As I type this, I’m sitting on our back porch being caressed by evening breezes. The sounds of my children playing (long past bedtime, but isn’t this what summer is for?) and the birds calling from tree to tree are a backdrop to a live online concert of camp tunes. The clouds look like cotton candy. Right now, everything is all right.
This morning we made one hundred and seventy-six sandwiches for the Ve’ahavta street outreach van. Mr. December made the kids (one at a time) be the supervisor, and coached them to figure out a method, maintain quality control, and keep the assembly line moving at a steady rate. The three older kids also got to practice their handwriting by making labels for each of the 176 sandwich bags, and they got to see how multiplication is the simplest way to count large quantities of items.

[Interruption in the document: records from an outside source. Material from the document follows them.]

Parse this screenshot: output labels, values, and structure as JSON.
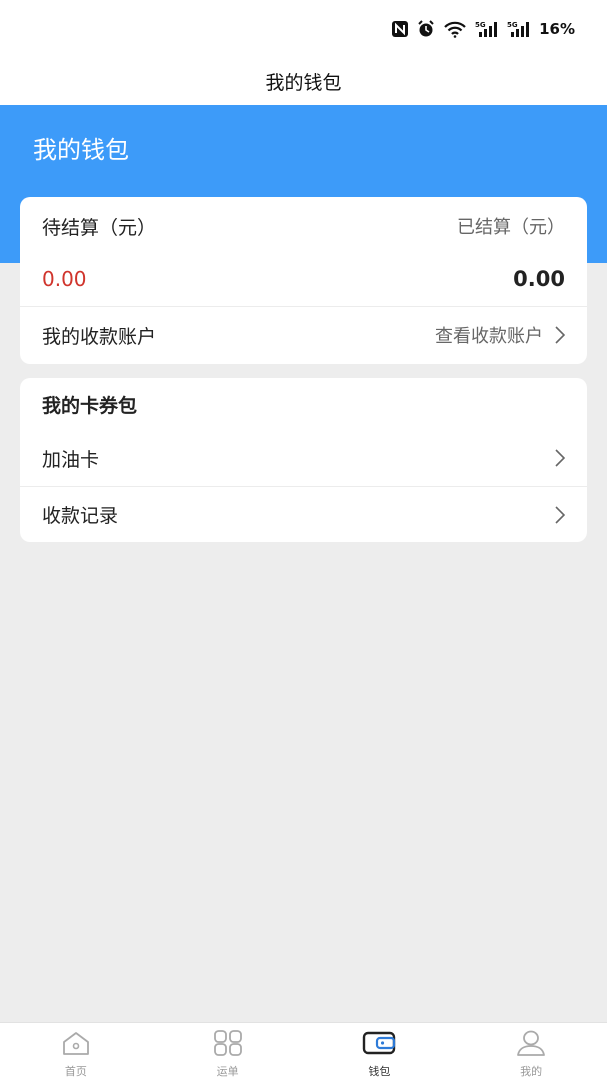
{
  "status_bar": {
    "battery": "16%"
  },
  "nav": {
    "title": "我的钱包"
  },
  "banner": {
    "title": "我的钱包"
  },
  "balance": {
    "pending_label": "待结算（元）",
    "settled_label": "已结算（元）",
    "pending_value": "0.00",
    "settled_value": "0.00",
    "account_label": "我的收款账户",
    "account_link": "查看收款账户"
  },
  "wallet": {
    "title": "我的卡券包",
    "items": [
      {
        "label": "加油卡"
      },
      {
        "label": "收款记录"
      }
    ]
  },
  "tabs": [
    {
      "label": "首页",
      "icon": "home-icon"
    },
    {
      "label": "运单",
      "icon": "grid-icon"
    },
    {
      "label": "钱包",
      "icon": "wallet-icon"
    },
    {
      "label": "我的",
      "icon": "user-icon"
    }
  ],
  "colors": {
    "accent": "#3d9bf9",
    "pending": "#d0342c"
  }
}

We talked about assembly lines and how they revolutionized manufacturing. The kids knew that Henry Ford was famous for making assembly lines very profitable (apparently they learned that from the musical Ragtime.) We chatted a bit about children’s work in times past.
“You know,” K observed, “E is the best person to bring us the bread and carry away the sandwiches. It’s easy work and it lets her keep moving.”
“That’s why throughout history little kids often did those kinds of jobs. It freed up older children and adults for the skilled tasks,” Mr. December responded. “If you had been born a couple of hundred years ago, you might have had jobs too.”
We decided to bike the sandwiches over to Ve’ahavta’s office, which is about five kilometres from our house. That was five kilometres, uphill, on a bakfiets (which weighs 100 pounds) carrying E and all of the sandwiches. Within fifteen minutes my legs were shaking, but — and this is one of my favourite things about biking for exercise — we had to get those sandwiches to their destination, so I persevered.
We biked to my parents’ house for a swim, and then found reasons to hang around a bit longer. I’d forgotten how nice it is to just be in their house with no particular agenda.
And now it’s long past the kids’s bedtime, and I must put E to bed. The sun is down, the leaves are rustling, and a few diehard birds are still chirping to each other. It’s peaceful. Everything is all right.